This richly illustrated book book describes Tainui's groundbreaking journey. It is a laconic and amusing account of a 3,000 mile adventure by two intrepid sailors through a vast landscape, giving unique insights into a Russia which has for so long been inaccessible to foreigners. Detailed descriptions of the villages and cities which lie along the banks of the mighty Volga and Don Rivers are accompanied by 340 colour pictures and navigational charts. The appendix contains an historical overview of the Volga watershed, together with geological and botanical notes and much practical information for cruising yachtsmen venturing into Russian waters.
"Sailing Through Russia" is at the same time a personal account of the crew's trials and tribulations en route, and a detailed cruising guide for adventurous yachtsmen who may follow in their footsteps. It describes candidly the difficulties and triumphs, both personal and bureaucratic, which the crew faced along the way.

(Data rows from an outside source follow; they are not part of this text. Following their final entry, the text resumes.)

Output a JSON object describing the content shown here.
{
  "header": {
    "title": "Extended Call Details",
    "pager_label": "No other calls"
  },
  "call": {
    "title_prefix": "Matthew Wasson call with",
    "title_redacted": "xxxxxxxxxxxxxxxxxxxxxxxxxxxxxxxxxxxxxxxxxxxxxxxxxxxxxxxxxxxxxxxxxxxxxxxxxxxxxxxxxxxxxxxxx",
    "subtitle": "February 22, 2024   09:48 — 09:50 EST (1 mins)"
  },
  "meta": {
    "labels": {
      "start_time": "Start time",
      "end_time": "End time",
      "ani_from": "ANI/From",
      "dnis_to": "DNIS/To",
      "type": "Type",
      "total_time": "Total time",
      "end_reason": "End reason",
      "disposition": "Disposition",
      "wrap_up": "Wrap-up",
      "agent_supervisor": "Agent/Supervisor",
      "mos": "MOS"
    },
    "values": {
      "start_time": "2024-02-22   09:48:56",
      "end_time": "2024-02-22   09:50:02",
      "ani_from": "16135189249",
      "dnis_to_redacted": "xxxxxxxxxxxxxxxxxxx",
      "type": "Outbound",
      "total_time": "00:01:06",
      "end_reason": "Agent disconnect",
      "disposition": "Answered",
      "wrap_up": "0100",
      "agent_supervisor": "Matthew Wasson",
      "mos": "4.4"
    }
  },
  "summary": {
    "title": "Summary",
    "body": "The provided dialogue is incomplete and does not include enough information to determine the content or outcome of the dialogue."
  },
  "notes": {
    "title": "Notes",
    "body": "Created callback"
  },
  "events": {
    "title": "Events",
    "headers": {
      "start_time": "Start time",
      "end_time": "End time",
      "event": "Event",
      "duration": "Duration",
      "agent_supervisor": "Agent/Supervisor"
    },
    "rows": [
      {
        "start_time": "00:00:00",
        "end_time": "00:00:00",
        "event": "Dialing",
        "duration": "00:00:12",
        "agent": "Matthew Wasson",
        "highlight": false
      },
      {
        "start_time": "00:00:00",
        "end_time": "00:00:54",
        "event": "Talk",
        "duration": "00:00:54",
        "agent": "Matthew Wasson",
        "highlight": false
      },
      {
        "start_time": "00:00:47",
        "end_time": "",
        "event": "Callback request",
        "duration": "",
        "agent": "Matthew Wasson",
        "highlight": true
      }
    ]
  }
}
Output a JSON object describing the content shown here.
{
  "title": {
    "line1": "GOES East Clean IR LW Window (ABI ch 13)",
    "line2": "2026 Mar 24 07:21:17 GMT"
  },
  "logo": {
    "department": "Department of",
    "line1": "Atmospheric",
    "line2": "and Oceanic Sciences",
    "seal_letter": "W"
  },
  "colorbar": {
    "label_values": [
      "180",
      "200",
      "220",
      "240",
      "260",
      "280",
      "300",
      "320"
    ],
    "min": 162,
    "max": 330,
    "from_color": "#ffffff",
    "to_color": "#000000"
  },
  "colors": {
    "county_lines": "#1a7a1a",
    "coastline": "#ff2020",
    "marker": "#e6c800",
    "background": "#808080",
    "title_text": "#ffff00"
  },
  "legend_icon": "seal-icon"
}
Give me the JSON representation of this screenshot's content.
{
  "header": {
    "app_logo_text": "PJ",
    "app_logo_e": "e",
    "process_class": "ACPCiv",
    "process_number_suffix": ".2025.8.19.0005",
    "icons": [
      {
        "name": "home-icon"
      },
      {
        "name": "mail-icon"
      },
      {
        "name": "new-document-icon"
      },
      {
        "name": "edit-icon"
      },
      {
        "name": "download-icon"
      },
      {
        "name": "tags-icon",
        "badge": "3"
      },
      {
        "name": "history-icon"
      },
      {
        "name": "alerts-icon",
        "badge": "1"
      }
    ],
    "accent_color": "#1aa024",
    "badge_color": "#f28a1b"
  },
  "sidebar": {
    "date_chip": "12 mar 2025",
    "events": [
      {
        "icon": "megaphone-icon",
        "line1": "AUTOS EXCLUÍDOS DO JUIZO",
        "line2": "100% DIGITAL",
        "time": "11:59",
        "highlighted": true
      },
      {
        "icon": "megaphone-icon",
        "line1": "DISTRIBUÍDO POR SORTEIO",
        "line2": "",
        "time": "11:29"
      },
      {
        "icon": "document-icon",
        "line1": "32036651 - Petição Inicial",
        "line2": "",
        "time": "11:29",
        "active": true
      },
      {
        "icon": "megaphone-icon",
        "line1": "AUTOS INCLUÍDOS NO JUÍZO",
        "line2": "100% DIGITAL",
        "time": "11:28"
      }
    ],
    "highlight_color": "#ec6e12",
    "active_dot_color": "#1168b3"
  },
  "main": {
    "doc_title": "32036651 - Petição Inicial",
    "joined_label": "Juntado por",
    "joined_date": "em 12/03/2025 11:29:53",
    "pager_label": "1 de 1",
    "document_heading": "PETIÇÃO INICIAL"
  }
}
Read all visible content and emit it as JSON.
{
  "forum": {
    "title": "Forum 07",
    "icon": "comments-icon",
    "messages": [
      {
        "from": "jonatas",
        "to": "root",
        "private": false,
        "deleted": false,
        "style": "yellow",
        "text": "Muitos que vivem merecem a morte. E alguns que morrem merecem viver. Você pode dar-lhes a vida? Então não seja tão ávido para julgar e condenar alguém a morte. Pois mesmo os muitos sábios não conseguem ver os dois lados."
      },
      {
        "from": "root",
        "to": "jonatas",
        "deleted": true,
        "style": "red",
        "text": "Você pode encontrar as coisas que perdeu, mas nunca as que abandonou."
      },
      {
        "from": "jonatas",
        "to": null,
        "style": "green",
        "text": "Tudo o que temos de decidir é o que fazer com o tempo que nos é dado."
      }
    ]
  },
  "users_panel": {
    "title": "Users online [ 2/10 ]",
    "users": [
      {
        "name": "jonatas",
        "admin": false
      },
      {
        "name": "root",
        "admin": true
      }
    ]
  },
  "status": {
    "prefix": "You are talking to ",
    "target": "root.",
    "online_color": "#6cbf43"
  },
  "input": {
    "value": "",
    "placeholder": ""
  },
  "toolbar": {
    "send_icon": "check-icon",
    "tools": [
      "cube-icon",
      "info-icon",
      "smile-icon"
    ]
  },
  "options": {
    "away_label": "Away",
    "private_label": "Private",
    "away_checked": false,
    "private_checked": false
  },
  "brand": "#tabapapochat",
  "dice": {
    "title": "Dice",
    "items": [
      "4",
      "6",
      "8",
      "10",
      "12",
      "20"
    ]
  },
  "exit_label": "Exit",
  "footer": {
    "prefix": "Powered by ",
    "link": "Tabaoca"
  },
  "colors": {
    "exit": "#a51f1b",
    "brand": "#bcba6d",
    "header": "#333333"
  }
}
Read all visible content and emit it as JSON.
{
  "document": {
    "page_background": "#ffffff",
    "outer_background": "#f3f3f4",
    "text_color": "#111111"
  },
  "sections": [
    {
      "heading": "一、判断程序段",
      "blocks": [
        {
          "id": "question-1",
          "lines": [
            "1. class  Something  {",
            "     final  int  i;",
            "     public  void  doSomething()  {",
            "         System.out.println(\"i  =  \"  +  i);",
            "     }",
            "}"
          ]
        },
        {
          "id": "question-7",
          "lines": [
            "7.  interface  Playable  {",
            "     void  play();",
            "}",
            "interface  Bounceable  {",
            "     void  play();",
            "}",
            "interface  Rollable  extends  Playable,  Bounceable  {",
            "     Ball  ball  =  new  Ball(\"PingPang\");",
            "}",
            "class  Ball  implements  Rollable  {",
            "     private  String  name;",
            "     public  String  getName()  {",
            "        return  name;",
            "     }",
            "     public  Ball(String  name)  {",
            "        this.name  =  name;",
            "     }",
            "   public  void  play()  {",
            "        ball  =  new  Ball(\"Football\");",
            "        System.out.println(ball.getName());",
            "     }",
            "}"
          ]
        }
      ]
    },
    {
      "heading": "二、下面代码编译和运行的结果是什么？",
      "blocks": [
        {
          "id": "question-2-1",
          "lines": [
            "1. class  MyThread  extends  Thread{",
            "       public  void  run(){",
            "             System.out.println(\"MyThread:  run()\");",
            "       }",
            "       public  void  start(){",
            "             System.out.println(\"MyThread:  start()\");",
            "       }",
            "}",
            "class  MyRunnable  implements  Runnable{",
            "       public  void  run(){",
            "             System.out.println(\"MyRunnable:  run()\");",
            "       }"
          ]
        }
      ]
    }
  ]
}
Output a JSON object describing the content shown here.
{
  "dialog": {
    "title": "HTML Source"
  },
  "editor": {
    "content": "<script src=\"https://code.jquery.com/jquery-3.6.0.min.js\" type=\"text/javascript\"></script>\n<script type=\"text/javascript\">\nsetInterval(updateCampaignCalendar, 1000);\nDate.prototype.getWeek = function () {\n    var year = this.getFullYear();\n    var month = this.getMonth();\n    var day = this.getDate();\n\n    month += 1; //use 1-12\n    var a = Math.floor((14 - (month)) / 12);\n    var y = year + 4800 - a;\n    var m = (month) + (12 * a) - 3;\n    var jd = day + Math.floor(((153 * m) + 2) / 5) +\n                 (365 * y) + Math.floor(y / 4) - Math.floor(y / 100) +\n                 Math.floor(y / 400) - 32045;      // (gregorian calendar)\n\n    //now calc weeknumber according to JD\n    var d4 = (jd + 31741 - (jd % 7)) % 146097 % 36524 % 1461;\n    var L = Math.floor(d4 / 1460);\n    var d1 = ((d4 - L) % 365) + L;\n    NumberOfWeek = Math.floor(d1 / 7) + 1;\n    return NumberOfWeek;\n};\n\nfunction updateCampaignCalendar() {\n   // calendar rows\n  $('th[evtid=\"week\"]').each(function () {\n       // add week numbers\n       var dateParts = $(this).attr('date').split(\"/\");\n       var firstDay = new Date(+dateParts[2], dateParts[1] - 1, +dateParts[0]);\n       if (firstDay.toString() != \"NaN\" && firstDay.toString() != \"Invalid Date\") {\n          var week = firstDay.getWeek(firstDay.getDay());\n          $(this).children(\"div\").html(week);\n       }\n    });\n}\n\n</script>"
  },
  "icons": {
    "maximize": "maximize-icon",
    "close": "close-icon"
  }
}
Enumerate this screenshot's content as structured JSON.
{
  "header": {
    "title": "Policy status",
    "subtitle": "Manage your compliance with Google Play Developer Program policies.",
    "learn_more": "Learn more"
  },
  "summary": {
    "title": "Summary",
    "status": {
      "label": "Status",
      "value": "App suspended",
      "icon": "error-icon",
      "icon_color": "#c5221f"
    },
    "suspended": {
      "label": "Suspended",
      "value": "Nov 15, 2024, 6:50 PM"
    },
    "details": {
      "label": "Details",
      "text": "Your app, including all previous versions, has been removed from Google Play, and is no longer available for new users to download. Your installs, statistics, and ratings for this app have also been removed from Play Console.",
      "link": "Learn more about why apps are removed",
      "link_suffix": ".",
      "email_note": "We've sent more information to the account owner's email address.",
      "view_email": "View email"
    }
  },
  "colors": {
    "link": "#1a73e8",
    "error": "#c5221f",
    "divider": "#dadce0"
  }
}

Skipper John Vallentine is an Australian doctor who has sailed for most of his life. But he was new to Russia and his frequent exasperation, bewilderment and frustration, couched in wry, light-hearted prose, are clearly evident. If John initiated the trip however, it was Maxine who made it happen. Her struggles with the complexities of Russian bureaucracy were at times gargantuan but always successful. As John says, she was by turns QC, arbitrator, administrator and seductress. Originally from the Netherlands, Maxine began sailing before she could walk. A lawyer by training and fluent in Russian, Maxine is a long-term Moscow resident who used to work in the media.
The book is partly based on John's award-winning blog, for which he won the Cruising Association's 2014 Lacy Award. It is essential reading for anyone interested in the Volga River. As a cruising guide it is unique, unlikely to be superseded for many years.